The Eagles are already down Ronald Darby, and the statuses of Rodney McLeod, Jaylen Watkins and Corey Graham are all up in the air. Giants cornerback Janoris Jenkins is out as well, but defense is still strong at that spot with Eli Apple and Dominique Rodgers-Cromartie. Safeties Malcolm Jenkins and Landon Collins are roughly a push, so New York’s superior depth at cornerback would seem to be the difference here.
The kickers are relative unknowns, with three career NFL games between them, so special teams could be a real wild card Sunday. Based off of Sproles being an electric, game-changing punt returner and the Eagles' typically outstanding coverage units, we’ll assume the Eagles have the upper hand. But if the game comes down to a last-second field goal, all bets are off.
Both Doug Pederson and Ben McAdoo are into their second season at the helm. McAdoo did lead the Giants to 11 wins and the playoffs last season. He also has more of a track record as an offensive coordinator, as he was actually in charge of New York’s offense for two years before taking the head job — as opposed to Pederson standing behind Andy Reid in Kansas City. McAdoo is off to a 0-2 start in 2017, so it’s a tough call. If we use defensive coordinators as the tiebreaker, it doesn’t get a whole lot easier, but Giants assistant Steve Spagnuolo does have a Super Bowl ring.
Very slight edge: Giants
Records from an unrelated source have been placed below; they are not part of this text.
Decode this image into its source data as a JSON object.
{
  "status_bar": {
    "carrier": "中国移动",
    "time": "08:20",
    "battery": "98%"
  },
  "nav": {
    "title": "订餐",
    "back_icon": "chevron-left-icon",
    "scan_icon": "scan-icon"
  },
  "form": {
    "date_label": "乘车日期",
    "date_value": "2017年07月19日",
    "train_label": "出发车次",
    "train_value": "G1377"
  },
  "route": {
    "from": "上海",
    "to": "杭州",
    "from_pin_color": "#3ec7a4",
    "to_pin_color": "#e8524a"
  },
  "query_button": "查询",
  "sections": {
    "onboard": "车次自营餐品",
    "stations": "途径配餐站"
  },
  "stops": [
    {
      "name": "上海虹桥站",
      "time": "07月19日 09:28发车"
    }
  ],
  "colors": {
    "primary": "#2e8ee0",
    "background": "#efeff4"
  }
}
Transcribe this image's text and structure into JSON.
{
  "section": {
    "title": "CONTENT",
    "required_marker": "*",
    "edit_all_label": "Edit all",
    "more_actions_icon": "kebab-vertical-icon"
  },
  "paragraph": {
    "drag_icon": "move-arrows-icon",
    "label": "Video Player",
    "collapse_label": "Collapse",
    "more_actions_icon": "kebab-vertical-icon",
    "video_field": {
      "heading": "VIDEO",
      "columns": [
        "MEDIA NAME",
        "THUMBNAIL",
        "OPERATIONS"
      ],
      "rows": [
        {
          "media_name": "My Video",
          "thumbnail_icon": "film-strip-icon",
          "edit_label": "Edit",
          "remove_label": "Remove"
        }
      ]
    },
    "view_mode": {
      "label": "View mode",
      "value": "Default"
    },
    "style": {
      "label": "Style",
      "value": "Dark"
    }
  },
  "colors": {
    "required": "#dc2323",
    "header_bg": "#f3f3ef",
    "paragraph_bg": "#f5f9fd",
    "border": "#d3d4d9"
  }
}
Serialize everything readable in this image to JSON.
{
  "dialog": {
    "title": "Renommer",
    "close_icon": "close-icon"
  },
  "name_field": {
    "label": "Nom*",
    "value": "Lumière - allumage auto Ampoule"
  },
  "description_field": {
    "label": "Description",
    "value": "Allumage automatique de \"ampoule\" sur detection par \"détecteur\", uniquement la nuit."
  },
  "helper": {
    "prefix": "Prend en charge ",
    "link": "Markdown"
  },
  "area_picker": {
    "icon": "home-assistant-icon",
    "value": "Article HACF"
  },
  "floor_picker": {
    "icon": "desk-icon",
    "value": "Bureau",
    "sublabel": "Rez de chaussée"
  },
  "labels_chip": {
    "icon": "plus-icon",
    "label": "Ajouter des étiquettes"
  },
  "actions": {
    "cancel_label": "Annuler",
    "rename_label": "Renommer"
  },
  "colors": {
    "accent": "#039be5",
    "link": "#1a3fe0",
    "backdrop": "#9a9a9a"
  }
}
These squads are close in many areas, but the difference is along the offensive line. The Giants have one of the worst units in the NFL right now, in a league that has quite a few bad O-lines. Beckham is the X-factor here. If he’s back to full strength, he could give the Eagles' secondary fits, but it’s a big “if.” It’s difficult to envision New York’s offense getting on track at Lincoln Financial Field, where Manning traditionally stinks. On paper, this matchup is not especially close, although anything can happen when NFC East rivals clash.